Mac, you're right about mos... (Below threshold)
bobdog:

Mac, you're right about most affinity cards, but my Eddie Bauer card only mentioned Spiegel in its fine print, and Visa wasn't involved. You don't see this kind of card much any more, I don't think.

Disputes like the ones we had happen to a lot of people, and they are usually worked out equitably to everybody concerned. Most people, and most credit card customer support people are reasonable folks. I go out of my way to be nice whenever I can.

The Great Eddie Bauer Caper was an exception, and it was memorable only because of the hamfisted way an idiot bank employee chose to handle it.

In your example, imagine being charged a late fee and interest by the vendor because the credit didn't make their billing cutoff, and then being whacked again while you worked out the dispute. I didn't mention it above, but I paid the first late fee without complaint. In my case, the bank was acting as a holder in due course, and they weren't at all nice about it. It was a stupid way to behave, and it was a choice they made.

We don't forget the people that treat us badly along the way. For my part, I haven't been back to an Eddie Bauer store since.

The assertion that this is ... (Below threshold)
dsc:

The assertion that this is somehow Obama's fault is ridiculous. Credit card companies are always finding ways "within the law" to make as much money as possible. The shit credit card companies can pull is almost obscene. They've never liked people who pay their bills off every month - those types of people aren't nearly as profitable as people who carry a balance. Google "The secret life of credit cards" and watch the videos.

I think you're referencing ... (Below threshold)
bobdog:

I think you're referencing the CNBC credit card documentary by David Faber.

The entire show is available here:

http://www.cnbc.com/id/15840232?video=1145392808&play=1

Recommended viewing.

No, Faber's House of Cards ... (Below threshold)
bobdog:

No, Faber's House of Cards is about the economic flameout caused by the mortgage bubble. Still recommended viewing. It's an unbiased documentary and it explains a lot about what caused the shitstorm we're in now.
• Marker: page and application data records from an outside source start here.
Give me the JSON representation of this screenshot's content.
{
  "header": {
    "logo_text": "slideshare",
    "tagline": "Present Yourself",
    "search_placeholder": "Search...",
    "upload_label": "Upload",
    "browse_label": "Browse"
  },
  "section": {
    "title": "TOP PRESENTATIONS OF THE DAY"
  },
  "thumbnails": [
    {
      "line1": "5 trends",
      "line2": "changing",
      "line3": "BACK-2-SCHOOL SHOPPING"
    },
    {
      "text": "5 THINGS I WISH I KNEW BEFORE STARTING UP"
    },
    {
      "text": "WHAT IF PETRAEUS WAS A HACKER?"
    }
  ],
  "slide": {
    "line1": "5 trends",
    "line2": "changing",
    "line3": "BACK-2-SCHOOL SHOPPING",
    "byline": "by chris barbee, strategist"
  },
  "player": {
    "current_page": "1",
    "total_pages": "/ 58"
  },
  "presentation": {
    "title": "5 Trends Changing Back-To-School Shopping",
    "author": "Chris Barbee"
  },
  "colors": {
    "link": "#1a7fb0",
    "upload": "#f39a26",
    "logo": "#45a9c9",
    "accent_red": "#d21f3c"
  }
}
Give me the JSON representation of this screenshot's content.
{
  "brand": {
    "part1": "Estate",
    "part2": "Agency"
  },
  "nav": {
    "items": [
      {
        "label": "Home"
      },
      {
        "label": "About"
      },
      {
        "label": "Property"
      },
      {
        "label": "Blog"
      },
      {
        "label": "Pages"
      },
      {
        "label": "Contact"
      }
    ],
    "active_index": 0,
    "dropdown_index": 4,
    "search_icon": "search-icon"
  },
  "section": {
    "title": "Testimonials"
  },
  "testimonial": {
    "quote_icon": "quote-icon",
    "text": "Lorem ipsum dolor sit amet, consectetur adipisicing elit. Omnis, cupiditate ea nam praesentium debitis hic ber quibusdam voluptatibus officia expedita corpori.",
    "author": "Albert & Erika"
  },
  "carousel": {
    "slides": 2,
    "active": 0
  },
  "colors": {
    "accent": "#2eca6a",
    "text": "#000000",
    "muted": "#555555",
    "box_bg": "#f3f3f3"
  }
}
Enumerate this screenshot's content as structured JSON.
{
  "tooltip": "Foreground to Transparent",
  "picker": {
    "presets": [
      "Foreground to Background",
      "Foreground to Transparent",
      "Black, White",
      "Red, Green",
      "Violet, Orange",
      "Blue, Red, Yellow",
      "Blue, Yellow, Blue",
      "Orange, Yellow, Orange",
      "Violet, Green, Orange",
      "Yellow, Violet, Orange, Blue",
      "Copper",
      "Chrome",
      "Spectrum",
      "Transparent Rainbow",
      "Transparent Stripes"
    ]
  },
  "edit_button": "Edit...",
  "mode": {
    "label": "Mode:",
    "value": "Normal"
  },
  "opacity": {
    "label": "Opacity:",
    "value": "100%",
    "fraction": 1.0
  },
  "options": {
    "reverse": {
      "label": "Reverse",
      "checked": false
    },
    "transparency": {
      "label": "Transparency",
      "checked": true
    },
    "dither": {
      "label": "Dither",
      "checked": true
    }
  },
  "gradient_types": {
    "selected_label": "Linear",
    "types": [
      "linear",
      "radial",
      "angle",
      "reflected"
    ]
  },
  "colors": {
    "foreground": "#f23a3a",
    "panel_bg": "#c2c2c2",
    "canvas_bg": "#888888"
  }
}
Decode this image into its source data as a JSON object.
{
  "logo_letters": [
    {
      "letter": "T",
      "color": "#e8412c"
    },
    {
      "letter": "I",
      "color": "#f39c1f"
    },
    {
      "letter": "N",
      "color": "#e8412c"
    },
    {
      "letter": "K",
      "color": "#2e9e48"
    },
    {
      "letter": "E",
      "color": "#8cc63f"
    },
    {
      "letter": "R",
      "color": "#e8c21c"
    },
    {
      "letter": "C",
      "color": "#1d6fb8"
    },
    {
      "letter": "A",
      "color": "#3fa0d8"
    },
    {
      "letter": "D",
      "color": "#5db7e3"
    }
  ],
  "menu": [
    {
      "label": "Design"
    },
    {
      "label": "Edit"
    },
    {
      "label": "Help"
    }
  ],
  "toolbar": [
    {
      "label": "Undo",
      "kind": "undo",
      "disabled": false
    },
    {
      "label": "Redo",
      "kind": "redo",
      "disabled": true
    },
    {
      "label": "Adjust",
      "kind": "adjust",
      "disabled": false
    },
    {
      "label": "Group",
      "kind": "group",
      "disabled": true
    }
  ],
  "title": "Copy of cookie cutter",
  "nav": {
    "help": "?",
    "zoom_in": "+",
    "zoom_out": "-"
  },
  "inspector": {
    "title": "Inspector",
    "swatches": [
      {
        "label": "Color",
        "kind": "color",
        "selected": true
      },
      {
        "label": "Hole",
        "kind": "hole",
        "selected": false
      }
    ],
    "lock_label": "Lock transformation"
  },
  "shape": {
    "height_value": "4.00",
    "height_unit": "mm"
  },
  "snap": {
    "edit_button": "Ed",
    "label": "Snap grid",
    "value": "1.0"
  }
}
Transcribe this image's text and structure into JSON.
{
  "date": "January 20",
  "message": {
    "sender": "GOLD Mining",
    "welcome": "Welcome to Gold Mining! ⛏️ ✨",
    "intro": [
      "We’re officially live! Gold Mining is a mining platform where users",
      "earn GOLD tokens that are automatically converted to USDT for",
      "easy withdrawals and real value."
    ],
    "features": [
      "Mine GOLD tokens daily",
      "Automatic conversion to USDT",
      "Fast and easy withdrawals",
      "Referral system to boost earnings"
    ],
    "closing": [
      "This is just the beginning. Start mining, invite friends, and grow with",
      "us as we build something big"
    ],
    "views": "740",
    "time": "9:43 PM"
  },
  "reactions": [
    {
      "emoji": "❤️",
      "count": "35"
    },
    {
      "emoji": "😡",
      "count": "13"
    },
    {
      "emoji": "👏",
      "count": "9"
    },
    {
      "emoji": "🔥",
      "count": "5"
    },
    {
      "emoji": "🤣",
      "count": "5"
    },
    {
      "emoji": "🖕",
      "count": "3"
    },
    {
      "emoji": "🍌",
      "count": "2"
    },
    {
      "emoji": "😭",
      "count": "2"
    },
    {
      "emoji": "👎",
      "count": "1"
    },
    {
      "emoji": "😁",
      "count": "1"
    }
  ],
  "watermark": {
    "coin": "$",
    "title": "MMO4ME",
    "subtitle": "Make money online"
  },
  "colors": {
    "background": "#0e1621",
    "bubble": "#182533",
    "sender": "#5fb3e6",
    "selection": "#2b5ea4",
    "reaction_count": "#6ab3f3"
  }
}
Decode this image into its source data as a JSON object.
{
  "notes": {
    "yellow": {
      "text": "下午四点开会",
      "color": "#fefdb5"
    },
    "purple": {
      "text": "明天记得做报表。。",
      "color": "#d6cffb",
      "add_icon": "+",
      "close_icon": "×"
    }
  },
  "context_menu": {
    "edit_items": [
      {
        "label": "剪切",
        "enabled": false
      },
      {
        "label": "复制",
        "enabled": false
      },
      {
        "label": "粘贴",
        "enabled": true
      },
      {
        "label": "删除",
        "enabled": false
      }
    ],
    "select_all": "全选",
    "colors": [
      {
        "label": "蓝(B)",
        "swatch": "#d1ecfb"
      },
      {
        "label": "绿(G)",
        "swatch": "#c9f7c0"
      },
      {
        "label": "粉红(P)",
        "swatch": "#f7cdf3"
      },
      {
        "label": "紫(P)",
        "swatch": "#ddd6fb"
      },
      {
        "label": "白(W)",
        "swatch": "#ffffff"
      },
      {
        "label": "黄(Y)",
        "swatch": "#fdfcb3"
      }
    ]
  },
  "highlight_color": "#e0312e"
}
DSC is referring to a PBS Frontline special from about 2004 which I've also seen a couple of times. I found a link to a slideshow at PBS, but not the video. Don't have the time right now to find the video, but it's probably out there. Excellent stuff worth looking for.

BobDog,I haven't s... (Below threshold)
dsc:

BobDog,

I haven't seen that CNBC special but I'll look for it. You're right, I was referencing the PBS Frontline special. I had the title slightly wrong. Here's the link to watch it:

http://www.pbs.org/wgbh/pages/frontline/shows/credit/




Advertisements









rightads.gif

beltwaybloggers.gif

insiderslogo.jpg

mba_blue.gif

Follow Wizbang

Follow Wizbang on FacebookFollow Wizbang on TwitterSubscribe to Wizbang feedWizbang Mobile

Contact

Send e-mail tips to us:

[email protected]

Fresh Links

Credits

Section Editor: Maggie Whitton

Editors: Jay Tea, Lorie Byrd, Kim Priestap, DJ Drummond, Michael Laprarie, Baron Von Ottomatic, Shawn Mallow, Rick, Dan Karipides, Michael Avitablile, Charlie Quidnunc, Steve Schippert

Emeritus: Paul, Mary Katherine Ham, Jim Addison, Alexander K. McClure, Cassy Fiano, Bill Jempty, John Stansbury, Rob Port

In Memorium: HughS

All original content copyright © 2003-2010 by Wizbang®, LLC. All rights reserved. Wizbang® is a registered service mark.

Powered by Movable Type Pro 4.361

Hosting by ServInt

Ratings on this site are powered by the Ajax Ratings Pro plugin for Movable Type.

Search on this site is powered by the FastSearch plugin for Movable Type.

Blogrolls on this site are powered by the MT-Blogroll.

Temporary site design is based on Cutline and Cutline for MT. Graphics by Apothegm Designs.

Author Login



Terms Of Service

DCMA Compliance Notice

Privacy Policy